If a judge decides that the case is indeed frivolous, the judge has the discretion to dismiss the case, and, in addition, order the other party which filed the frivolous case to pay reasonable expenses associated with the case such as attorney’s fees.
If you suspect that you have been served a lawsuit which has no legal basis, the best step to take is to hire an attorney, who has experience working with frivolous lawsuit cases. Attorneys can, in some instances, help you win these cases or get them dismissed for you.
Although there are instances where lawsuits appear ridiculous on their face, most of the time, it takes the experience of an attorney to read the complaint of a suit which has been filed in order to understand that a lawsuit is potentially frivolous. Frivolous lawsuits are harmful; often taking up precious time, money, and resources that could be better allocated in other areas. Being served with a lawsuit which you suspect may be frivolous deserves the immediate attention and review of an experienced attorney.
If you or someone you know is the victim of being served with a frivolous lawsuit, a free consultation with any of the attorneys at The Heidari Law Group can help you begin the process you need to undertake for compensation. With offices in Fresno, California, Sacramento, California, Los Angeles, California, Irvine, California, and Las Vegas, Nevada, the Heidari Law Group has qualified attorneys who are experts in recovering the maximum compensation that their clients deserve.

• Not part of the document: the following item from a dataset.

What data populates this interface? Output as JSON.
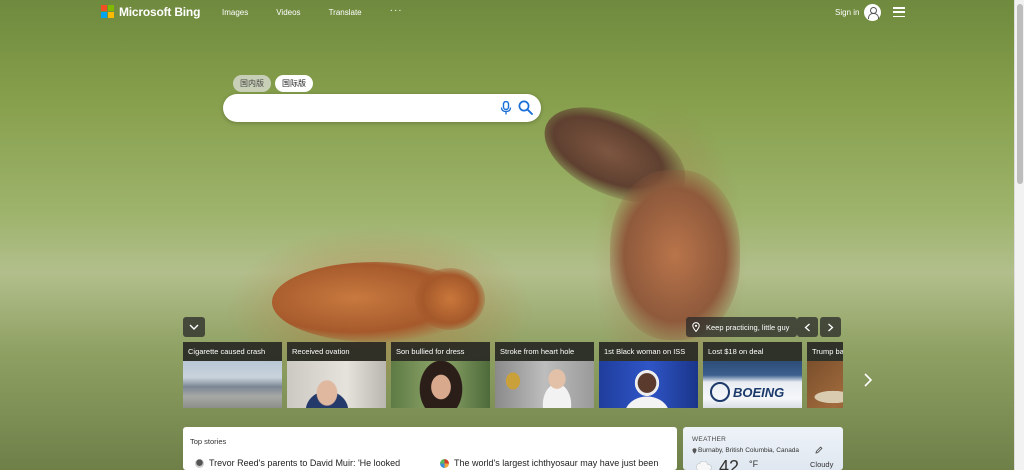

Regardless of whether you’ve been served with a frivolous lawsuit in California or Nevada, the Heidari Law Group is able to assist you at every step of your recovery process and ensure that you are equipped with all the tools that you need in order to receive fair and maximum compensation. Reach out to our offices and call for a free consultation today.

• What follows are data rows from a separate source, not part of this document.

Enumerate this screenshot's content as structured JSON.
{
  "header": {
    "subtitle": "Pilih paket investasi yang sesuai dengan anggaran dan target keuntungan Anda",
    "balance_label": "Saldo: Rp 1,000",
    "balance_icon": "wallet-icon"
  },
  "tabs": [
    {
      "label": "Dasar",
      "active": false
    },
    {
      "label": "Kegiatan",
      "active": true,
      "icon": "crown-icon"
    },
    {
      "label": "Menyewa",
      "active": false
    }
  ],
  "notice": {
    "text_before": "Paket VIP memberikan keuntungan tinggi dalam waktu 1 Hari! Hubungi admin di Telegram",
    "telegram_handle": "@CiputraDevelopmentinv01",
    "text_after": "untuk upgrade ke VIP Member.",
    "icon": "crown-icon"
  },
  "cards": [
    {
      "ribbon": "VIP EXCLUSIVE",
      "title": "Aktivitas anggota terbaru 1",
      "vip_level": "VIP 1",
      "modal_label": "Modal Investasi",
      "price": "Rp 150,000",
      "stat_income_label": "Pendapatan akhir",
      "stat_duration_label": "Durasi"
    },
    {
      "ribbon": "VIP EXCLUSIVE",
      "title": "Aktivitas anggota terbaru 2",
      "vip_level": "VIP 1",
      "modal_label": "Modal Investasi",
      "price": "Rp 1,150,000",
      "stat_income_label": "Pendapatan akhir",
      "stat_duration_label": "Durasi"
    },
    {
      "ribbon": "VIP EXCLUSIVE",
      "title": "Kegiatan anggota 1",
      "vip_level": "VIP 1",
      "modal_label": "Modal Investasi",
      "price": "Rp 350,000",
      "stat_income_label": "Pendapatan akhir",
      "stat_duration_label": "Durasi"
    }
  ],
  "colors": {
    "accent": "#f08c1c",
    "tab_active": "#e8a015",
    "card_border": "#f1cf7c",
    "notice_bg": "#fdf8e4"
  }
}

***Disclaimer: This blog is created by Heidari Law Group for educational purposes. This article provides a general understanding of the law. It does not provide specific advice. By using this site and reading through this blog, there is no attorney-client relationship created between you and any member of Heidari Law. Further, due the constant change of the law, some parts of the information above may no longer be good law.